RECORDS SHOWN ->
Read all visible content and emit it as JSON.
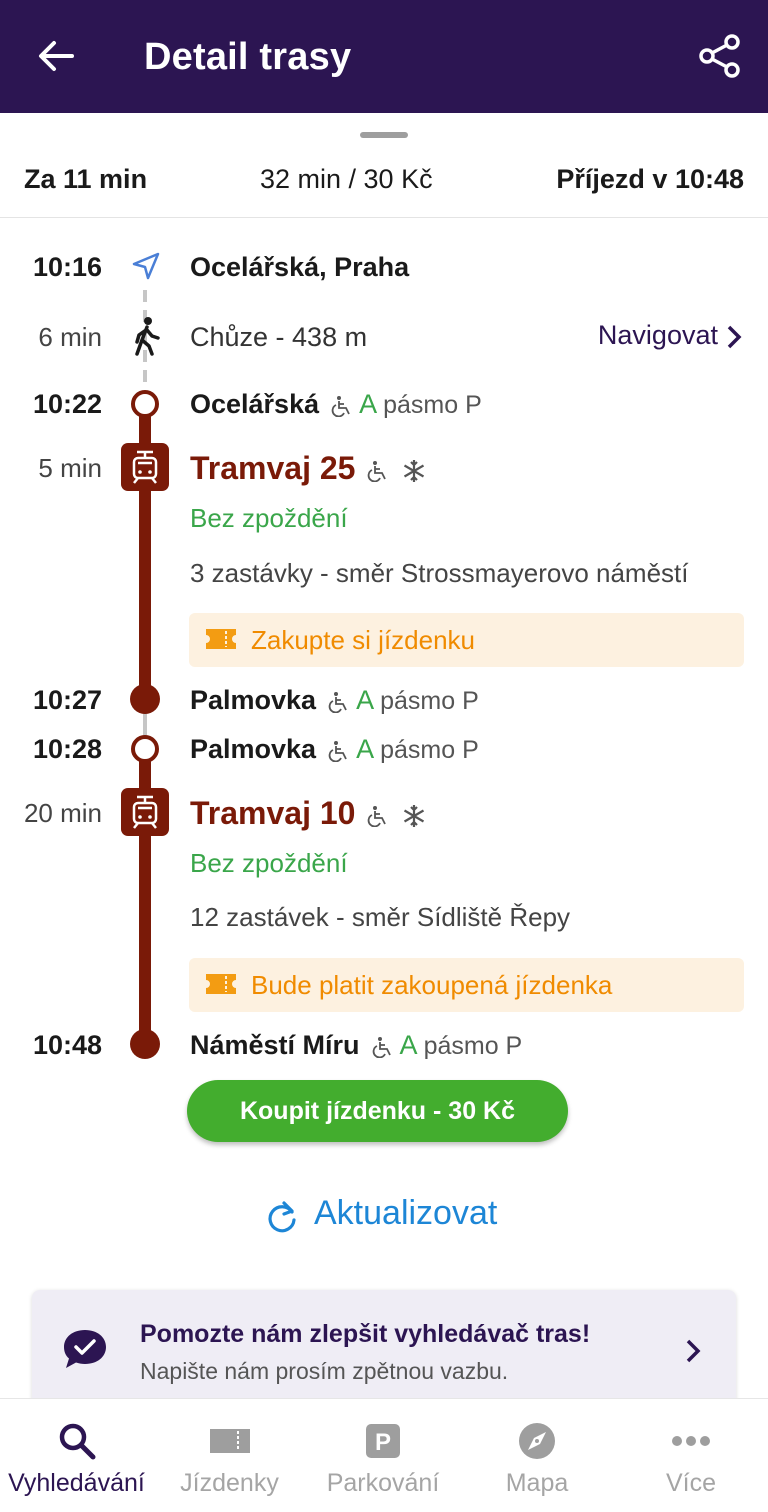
{
  "header": {
    "title": "Detail trasy"
  },
  "summary": {
    "departs_in": "Za 11 min",
    "duration_price": "32 min / 30 Kč",
    "arrival": "Příjezd v 10:48"
  },
  "colors": {
    "appbar": "#2c1552",
    "tram": "#7a1a08",
    "ontime": "#3aa64a",
    "ticket_text": "#f08b00",
    "ticket_bg": "#fdf1e0",
    "buy_button": "#43ad2e",
    "refresh": "#1d86d6"
  },
  "route": {
    "start": {
      "time": "10:16",
      "name": "Ocelářská, Praha",
      "icon": "location-arrow-icon"
    },
    "walk": {
      "duration": "6 min",
      "text": "Chůze - 438 m",
      "navigate_label": "Navigovat",
      "icon": "walking-person-icon"
    },
    "stops": [
      {
        "time": "10:22",
        "name": "Ocelářská",
        "zone_a": "A",
        "zone_p": "pásmo P"
      },
      {
        "time": "10:27",
        "name": "Palmovka",
        "zone_a": "A",
        "zone_p": "pásmo P"
      },
      {
        "time": "10:28",
        "name": "Palmovka",
        "zone_a": "A",
        "zone_p": "pásmo P"
      },
      {
        "time": "10:48",
        "name": "Náměstí Míru",
        "zone_a": "A",
        "zone_p": "pásmo P"
      }
    ],
    "legs": [
      {
        "duration": "5 min",
        "line": "Tramvaj 25",
        "status": "Bez zpoždění",
        "stops_text": "3 zastávky - směr Strossmayerovo náměstí",
        "ticket_text": "Zakupte si jízdenku"
      },
      {
        "duration": "20 min",
        "line": "Tramvaj 10",
        "status": "Bez zpoždění",
        "stops_text": "12 zastávek - směr Sídliště Řepy",
        "ticket_text": "Bude platit zakoupená jízdenka"
      }
    ]
  },
  "buy_button_label": "Koupit jízdenku - 30 Kč",
  "refresh_label": "Aktualizovat",
  "feedback": {
    "title": "Pomozte nám zlepšit vyhledávač tras!",
    "subtitle": "Napište nám prosím zpětnou vazbu."
  },
  "bottom_nav": [
    {
      "label": "Vyhledávání",
      "icon": "search-icon",
      "active": true
    },
    {
      "label": "Jízdenky",
      "icon": "ticket-icon",
      "active": false
    },
    {
      "label": "Parkování",
      "icon": "parking-icon",
      "active": false
    },
    {
      "label": "Mapa",
      "icon": "compass-icon",
      "active": false
    },
    {
      "label": "Více",
      "icon": "more-dots-icon",
      "active": false
    }
  ]
}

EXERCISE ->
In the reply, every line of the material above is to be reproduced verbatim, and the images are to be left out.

WRITTEN ANSWER ->
Read all visible content and emit it as JSON.
{
  "header": {
    "title": "Detail trasy"
  },
  "summary": {
    "departs_in": "Za 11 min",
    "duration_price": "32 min / 30 Kč",
    "arrival": "Příjezd v 10:48"
  },
  "colors": {
    "appbar": "#2c1552",
    "tram": "#7a1a08",
    "ontime": "#3aa64a",
    "ticket_text": "#f08b00",
    "ticket_bg": "#fdf1e0",
    "buy_button": "#43ad2e",
    "refresh": "#1d86d6"
  },
  "route": {
    "start": {
      "time": "10:16",
      "name": "Ocelářská, Praha",
      "icon": "location-arrow-icon"
    },
    "walk": {
      "duration": "6 min",
      "text": "Chůze - 438 m",
      "navigate_label": "Navigovat",
      "icon": "walking-person-icon"
    },
    "stops": [
      {
        "time": "10:22",
        "name": "Ocelářská",
        "zone_a": "A",
        "zone_p": "pásmo P"
      },
      {
        "time": "10:27",
        "name": "Palmovka",
        "zone_a": "A",
        "zone_p": "pásmo P"
      },
      {
        "time": "10:28",
        "name": "Palmovka",
        "zone_a": "A",
        "zone_p": "pásmo P"
      },
      {
        "time": "10:48",
        "name": "Náměstí Míru",
        "zone_a": "A",
        "zone_p": "pásmo P"
      }
    ],
    "legs": [
      {
        "duration": "5 min",
        "line": "Tramvaj 25",
        "status": "Bez zpoždění",
        "stops_text": "3 zastávky - směr Strossmayerovo náměstí",
        "ticket_text": "Zakupte si jízdenku"
      },
      {
        "duration": "20 min",
        "line": "Tramvaj 10",
        "status": "Bez zpoždění",
        "stops_text": "12 zastávek - směr Sídliště Řepy",
        "ticket_text": "Bude platit zakoupená jízdenka"
      }
    ]
  },
  "buy_button_label": "Koupit jízdenku - 30 Kč",
  "refresh_label": "Aktualizovat",
  "feedback": {
    "title": "Pomozte nám zlepšit vyhledávač tras!",
    "subtitle": "Napište nám prosím zpětnou vazbu."
  },
  "bottom_nav": [
    {
      "label": "Vyhledávání",
      "icon": "search-icon",
      "active": true
    },
    {
      "label": "Jízdenky",
      "icon": "ticket-icon",
      "active": false
    },
    {
      "label": "Parkování",
      "icon": "parking-icon",
      "active": false
    },
    {
      "label": "Mapa",
      "icon": "compass-icon",
      "active": false
    },
    {
      "label": "Více",
      "icon": "more-dots-icon",
      "active": false
    }
  ]
}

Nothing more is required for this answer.